#### Task goal:
Send every record back word for word.

*** Opening Data to examine ***

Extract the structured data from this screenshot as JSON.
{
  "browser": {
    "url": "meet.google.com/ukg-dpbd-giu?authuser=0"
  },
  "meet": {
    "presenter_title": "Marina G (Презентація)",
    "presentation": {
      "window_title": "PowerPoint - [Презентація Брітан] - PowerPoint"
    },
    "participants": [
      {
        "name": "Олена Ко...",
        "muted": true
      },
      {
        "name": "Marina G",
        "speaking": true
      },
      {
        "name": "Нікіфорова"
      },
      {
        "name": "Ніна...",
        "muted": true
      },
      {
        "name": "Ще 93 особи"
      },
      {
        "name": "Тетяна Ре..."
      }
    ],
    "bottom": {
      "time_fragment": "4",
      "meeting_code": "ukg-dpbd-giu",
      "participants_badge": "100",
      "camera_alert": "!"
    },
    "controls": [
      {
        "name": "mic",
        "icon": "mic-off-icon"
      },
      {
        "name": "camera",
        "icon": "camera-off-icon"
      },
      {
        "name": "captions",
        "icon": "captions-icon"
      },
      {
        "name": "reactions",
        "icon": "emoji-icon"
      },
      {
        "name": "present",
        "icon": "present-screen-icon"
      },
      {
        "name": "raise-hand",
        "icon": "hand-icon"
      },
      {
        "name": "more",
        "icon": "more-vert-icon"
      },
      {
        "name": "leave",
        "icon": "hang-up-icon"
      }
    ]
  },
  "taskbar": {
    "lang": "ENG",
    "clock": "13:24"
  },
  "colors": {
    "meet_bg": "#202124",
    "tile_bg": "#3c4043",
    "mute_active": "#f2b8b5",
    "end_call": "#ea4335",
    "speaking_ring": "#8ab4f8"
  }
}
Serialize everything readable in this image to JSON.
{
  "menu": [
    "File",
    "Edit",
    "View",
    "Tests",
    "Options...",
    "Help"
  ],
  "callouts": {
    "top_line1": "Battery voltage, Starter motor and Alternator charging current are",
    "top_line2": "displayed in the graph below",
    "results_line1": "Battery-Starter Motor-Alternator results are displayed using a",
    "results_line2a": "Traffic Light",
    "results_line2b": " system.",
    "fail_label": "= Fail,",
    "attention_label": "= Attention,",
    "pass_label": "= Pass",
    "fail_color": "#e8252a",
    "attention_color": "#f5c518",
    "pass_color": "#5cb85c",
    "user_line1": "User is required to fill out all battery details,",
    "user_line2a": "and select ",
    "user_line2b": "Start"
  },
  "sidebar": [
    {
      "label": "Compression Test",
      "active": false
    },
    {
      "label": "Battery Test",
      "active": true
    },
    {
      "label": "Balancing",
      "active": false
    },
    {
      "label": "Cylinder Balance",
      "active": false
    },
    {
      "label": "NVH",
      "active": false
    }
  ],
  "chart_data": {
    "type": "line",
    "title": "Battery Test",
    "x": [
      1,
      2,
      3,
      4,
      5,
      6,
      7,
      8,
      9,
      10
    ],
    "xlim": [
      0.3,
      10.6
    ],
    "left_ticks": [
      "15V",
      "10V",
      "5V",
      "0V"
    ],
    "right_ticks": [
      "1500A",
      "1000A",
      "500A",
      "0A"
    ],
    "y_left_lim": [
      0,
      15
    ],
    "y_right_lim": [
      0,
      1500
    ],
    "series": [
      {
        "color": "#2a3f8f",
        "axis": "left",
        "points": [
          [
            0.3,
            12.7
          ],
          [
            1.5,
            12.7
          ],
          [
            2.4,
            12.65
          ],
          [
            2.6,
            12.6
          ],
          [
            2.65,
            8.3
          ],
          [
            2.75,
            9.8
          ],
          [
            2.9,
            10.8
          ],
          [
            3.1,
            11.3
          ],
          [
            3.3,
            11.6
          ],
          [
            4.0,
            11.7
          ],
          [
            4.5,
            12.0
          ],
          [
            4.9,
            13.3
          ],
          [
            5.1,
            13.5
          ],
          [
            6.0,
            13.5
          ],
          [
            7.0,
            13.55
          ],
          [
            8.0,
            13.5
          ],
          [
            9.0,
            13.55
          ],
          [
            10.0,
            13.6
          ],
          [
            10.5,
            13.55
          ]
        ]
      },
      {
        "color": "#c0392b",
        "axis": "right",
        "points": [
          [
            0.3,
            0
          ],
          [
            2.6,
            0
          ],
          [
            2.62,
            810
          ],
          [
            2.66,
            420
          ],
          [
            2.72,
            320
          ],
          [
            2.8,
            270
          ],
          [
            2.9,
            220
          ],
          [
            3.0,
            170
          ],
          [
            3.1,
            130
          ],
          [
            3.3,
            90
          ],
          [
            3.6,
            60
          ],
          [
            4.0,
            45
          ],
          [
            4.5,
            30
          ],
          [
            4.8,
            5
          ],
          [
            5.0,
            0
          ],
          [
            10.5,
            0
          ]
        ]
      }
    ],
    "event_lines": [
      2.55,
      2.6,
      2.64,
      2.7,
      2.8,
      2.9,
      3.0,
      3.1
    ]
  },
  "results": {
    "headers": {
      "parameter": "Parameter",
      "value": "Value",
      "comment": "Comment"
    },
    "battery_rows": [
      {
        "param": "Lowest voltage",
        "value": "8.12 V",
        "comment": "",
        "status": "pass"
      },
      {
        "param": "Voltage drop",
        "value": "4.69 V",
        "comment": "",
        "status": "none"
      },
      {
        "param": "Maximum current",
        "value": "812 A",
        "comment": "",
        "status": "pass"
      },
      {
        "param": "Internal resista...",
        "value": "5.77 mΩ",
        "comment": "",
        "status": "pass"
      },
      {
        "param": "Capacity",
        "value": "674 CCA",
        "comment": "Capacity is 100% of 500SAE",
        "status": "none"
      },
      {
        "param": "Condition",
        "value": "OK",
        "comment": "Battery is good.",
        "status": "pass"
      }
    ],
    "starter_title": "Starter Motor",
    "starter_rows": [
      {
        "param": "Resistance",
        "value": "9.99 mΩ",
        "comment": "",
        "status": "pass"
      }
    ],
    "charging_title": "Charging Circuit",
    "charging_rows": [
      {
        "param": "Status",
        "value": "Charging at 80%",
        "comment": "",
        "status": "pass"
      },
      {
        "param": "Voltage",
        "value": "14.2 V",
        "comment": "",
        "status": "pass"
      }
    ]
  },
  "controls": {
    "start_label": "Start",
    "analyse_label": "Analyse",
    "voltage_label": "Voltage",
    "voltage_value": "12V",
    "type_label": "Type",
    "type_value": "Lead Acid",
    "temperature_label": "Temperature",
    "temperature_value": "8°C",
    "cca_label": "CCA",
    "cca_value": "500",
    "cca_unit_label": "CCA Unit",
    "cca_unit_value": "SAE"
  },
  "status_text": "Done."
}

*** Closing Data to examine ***

#### Written response:
Extract the structured data from this screenshot as JSON.
{
  "browser": {
    "url": "meet.google.com/ukg-dpbd-giu?authuser=0"
  },
  "meet": {
    "presenter_title": "Marina G (Презентація)",
    "presentation": {
      "window_title": "PowerPoint - [Презентація Брітан] - PowerPoint"
    },
    "participants": [
      {
        "name": "Олена Ко...",
        "muted": true
      },
      {
        "name": "Marina G",
        "speaking": true
      },
      {
        "name": "Нікіфорова"
      },
      {
        "name": "Ніна...",
        "muted": true
      },
      {
        "name": "Ще 93 особи"
      },
      {
        "name": "Тетяна Ре..."
      }
    ],
    "bottom": {
      "time_fragment": "4",
      "meeting_code": "ukg-dpbd-giu",
      "participants_badge": "100",
      "camera_alert": "!"
    },
    "controls": [
      {
        "name": "mic",
        "icon": "mic-off-icon"
      },
      {
        "name": "camera",
        "icon": "camera-off-icon"
      },
      {
        "name": "captions",
        "icon": "captions-icon"
      },
      {
        "name": "reactions",
        "icon": "emoji-icon"
      },
      {
        "name": "present",
        "icon": "present-screen-icon"
      },
      {
        "name": "raise-hand",
        "icon": "hand-icon"
      },
      {
        "name": "more",
        "icon": "more-vert-icon"
      },
      {
        "name": "leave",
        "icon": "hang-up-icon"
      }
    ]
  },
  "taskbar": {
    "lang": "ENG",
    "clock": "13:24"
  },
  "colors": {
    "meet_bg": "#202124",
    "tile_bg": "#3c4043",
    "mute_active": "#f2b8b5",
    "end_call": "#ea4335",
    "speaking_ring": "#8ab4f8"
  }
}
Serialize everything readable in this image to JSON.
{
  "menu": [
    "File",
    "Edit",
    "View",
    "Tests",
    "Options...",
    "Help"
  ],
  "callouts": {
    "top_line1": "Battery voltage, Starter motor and Alternator charging current are",
    "top_line2": "displayed in the graph below",
    "results_line1": "Battery-Starter Motor-Alternator results are displayed using a",
    "results_line2a": "Traffic Light",
    "results_line2b": " system.",
    "fail_label": "= Fail,",
    "attention_label": "= Attention,",
    "pass_label": "= Pass",
    "fail_color": "#e8252a",
    "attention_color": "#f5c518",
    "pass_color": "#5cb85c",
    "user_line1": "User is required to fill out all battery details,",
    "user_line2a": "and select ",
    "user_line2b": "Start"
  },
  "sidebar": [
    {
      "label": "Compression Test",
      "active": false
    },
    {
      "label": "Battery Test",
      "active": true
    },
    {
      "label": "Balancing",
      "active": false
    },
    {
      "label": "Cylinder Balance",
      "active": false
    },
    {
      "label": "NVH",
      "active": false
    }
  ],
  "chart_data": {
    "type": "line",
    "title": "Battery Test",
    "x": [
      1,
      2,
      3,
      4,
      5,
      6,
      7,
      8,
      9,
      10
    ],
    "xlim": [
      0.3,
      10.6
    ],
    "left_ticks": [
      "15V",
      "10V",
      "5V",
      "0V"
    ],
    "right_ticks": [
      "1500A",
      "1000A",
      "500A",
      "0A"
    ],
    "y_left_lim": [
      0,
      15
    ],
    "y_right_lim": [
      0,
      1500
    ],
    "series": [
      {
        "color": "#2a3f8f",
        "axis": "left",
        "points": [
          [
            0.3,
            12.7
          ],
          [
            1.5,
            12.7
          ],
          [
            2.4,
            12.65
          ],
          [
            2.6,
            12.6
          ],
          [
            2.65,
            8.3
          ],
          [
            2.75,
            9.8
          ],
          [
            2.9,
            10.8
          ],
          [
            3.1,
            11.3
          ],
          [
            3.3,
            11.6
          ],
          [
            4.0,
            11.7
          ],
          [
            4.5,
            12.0
          ],
          [
            4.9,
            13.3
          ],
          [
            5.1,
            13.5
          ],
          [
            6.0,
            13.5
          ],
          [
            7.0,
            13.55
          ],
          [
            8.0,
            13.5
          ],
          [
            9.0,
            13.55
          ],
          [
            10.0,
            13.6
          ],
          [
            10.5,
            13.55
          ]
        ]
      },
      {
        "color": "#c0392b",
        "axis": "right",
        "points": [
          [
            0.3,
            0
          ],
          [
            2.6,
            0
          ],
          [
            2.62,
            810
          ],
          [
            2.66,
            420
          ],
          [
            2.72,
            320
          ],
          [
            2.8,
            270
          ],
          [
            2.9,
            220
          ],
          [
            3.0,
            170
          ],
          [
            3.1,
            130
          ],
          [
            3.3,
            90
          ],
          [
            3.6,
            60
          ],
          [
            4.0,
            45
          ],
          [
            4.5,
            30
          ],
          [
            4.8,
            5
          ],
          [
            5.0,
            0
          ],
          [
            10.5,
            0
          ]
        ]
      }
    ],
    "event_lines": [
      2.55,
      2.6,
      2.64,
      2.7,
      2.8,
      2.9,
      3.0,
      3.1
    ]
  },
  "results": {
    "headers": {
      "parameter": "Parameter",
      "value": "Value",
      "comment": "Comment"
    },
    "battery_rows": [
      {
        "param": "Lowest voltage",
        "value": "8.12 V",
        "comment": "",
        "status": "pass"
      },
      {
        "param": "Voltage drop",
        "value": "4.69 V",
        "comment": "",
        "status": "none"
      },
      {
        "param": "Maximum current",
        "value": "812 A",
        "comment": "",
        "status": "pass"
      },
      {
        "param": "Internal resista...",
        "value": "5.77 mΩ",
        "comment": "",
        "status": "pass"
      },
      {
        "param": "Capacity",
        "value": "674 CCA",
        "comment": "Capacity is 100% of 500SAE",
        "status": "none"
      },
      {
        "param": "Condition",
        "value": "OK",
        "comment": "Battery is good.",
        "status": "pass"
      }
    ],
    "starter_title": "Starter Motor",
    "starter_rows": [
      {
        "param": "Resistance",
        "value": "9.99 mΩ",
        "comment": "",
        "status": "pass"
      }
    ],
    "charging_title": "Charging Circuit",
    "charging_rows": [
      {
        "param": "Status",
        "value": "Charging at 80%",
        "comment": "",
        "status": "pass"
      },
      {
        "param": "Voltage",
        "value": "14.2 V",
        "comment": "",
        "status": "pass"
      }
    ]
  },
  "controls": {
    "start_label": "Start",
    "analyse_label": "Analyse",
    "voltage_label": "Voltage",
    "voltage_value": "12V",
    "type_label": "Type",
    "type_value": "Lead Acid",
    "temperature_label": "Temperature",
    "temperature_value": "8°C",
    "cca_label": "CCA",
    "cca_value": "500",
    "cca_unit_label": "CCA Unit",
    "cca_unit_value": "SAE"
  },
  "status_text": "Done."
}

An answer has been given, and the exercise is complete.